Additional recommended knowledge
Vater is primarily known for his work in anatomy, but he also published works on chemistry, botany, pharmacology and gynaecology. He was the first to describe the hepatopancreatic ampulla, which is the juncture of the pancreatic duct and the common bile duct, and is now referred to as the ampulla of Vater.
In 1719, Vater was the first to notice oval-shaped organs of concentric layers of connective tissue wrapped around nerve endings in the skin. They were between 1-4 mm long, and he called these structures papillae nervae. Apparently his research was forgotten, because in 1831 they were rediscovered by anatomist Filippo Pacini (1812-1883) while performing a dissection of a hand. Pacini was the first to describe their functionality as mechanoreceptors that are sensitive to vibration and pressure changes, and thus were to become known as Pacinian corpuscles. Today, the term Vater-Pacini corpusclesis sometimes used to credit the discoveries of both men. These organs are one of several types of mechanoreceptors in the body, some others being Meissner corpuscles (tactile and touch receptors), Ruffini corpuscles (heat receptors), and Krause corpuscles (cold receptors).
|This article is licensed under the GNU Free Documentation License.
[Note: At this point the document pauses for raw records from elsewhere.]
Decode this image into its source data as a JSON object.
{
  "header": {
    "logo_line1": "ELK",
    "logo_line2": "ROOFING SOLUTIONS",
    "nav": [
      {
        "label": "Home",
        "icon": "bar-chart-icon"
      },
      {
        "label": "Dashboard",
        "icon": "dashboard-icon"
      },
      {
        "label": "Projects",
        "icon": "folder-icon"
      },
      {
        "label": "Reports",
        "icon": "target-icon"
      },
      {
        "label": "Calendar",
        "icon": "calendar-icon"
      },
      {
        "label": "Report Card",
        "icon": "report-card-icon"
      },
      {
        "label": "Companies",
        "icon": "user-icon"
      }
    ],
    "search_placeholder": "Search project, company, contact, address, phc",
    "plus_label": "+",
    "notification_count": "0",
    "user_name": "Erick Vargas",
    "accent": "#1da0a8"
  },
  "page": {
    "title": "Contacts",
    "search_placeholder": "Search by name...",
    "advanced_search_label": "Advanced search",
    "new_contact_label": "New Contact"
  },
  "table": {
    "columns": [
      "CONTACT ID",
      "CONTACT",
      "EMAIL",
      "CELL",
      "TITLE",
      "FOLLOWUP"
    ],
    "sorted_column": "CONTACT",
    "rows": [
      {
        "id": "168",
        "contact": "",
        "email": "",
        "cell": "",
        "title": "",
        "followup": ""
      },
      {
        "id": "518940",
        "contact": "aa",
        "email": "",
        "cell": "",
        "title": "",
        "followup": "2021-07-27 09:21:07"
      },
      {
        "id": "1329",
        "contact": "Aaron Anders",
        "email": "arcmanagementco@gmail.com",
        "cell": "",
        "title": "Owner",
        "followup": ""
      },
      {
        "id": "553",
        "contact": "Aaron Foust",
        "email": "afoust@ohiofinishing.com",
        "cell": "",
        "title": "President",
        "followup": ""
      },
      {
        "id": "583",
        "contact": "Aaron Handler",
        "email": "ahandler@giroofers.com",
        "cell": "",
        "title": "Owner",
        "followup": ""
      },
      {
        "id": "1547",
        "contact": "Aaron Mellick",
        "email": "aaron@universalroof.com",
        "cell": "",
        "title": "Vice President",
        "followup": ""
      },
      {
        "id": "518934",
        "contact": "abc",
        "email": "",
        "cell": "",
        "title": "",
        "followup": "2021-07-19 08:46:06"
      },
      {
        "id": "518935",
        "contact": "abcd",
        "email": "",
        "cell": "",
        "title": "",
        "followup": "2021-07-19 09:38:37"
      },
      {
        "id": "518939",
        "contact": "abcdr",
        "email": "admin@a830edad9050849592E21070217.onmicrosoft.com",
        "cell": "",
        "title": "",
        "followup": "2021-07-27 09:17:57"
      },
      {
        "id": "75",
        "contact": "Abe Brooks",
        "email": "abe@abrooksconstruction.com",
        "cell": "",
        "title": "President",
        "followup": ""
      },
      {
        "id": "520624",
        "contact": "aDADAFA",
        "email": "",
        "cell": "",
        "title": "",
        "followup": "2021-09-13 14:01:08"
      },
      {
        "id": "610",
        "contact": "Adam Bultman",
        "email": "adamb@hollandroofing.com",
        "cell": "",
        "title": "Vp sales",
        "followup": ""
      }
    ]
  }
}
It uses material from the Wikipedia article "Abraham_Vater". A list of authors is available in Wikipedia.|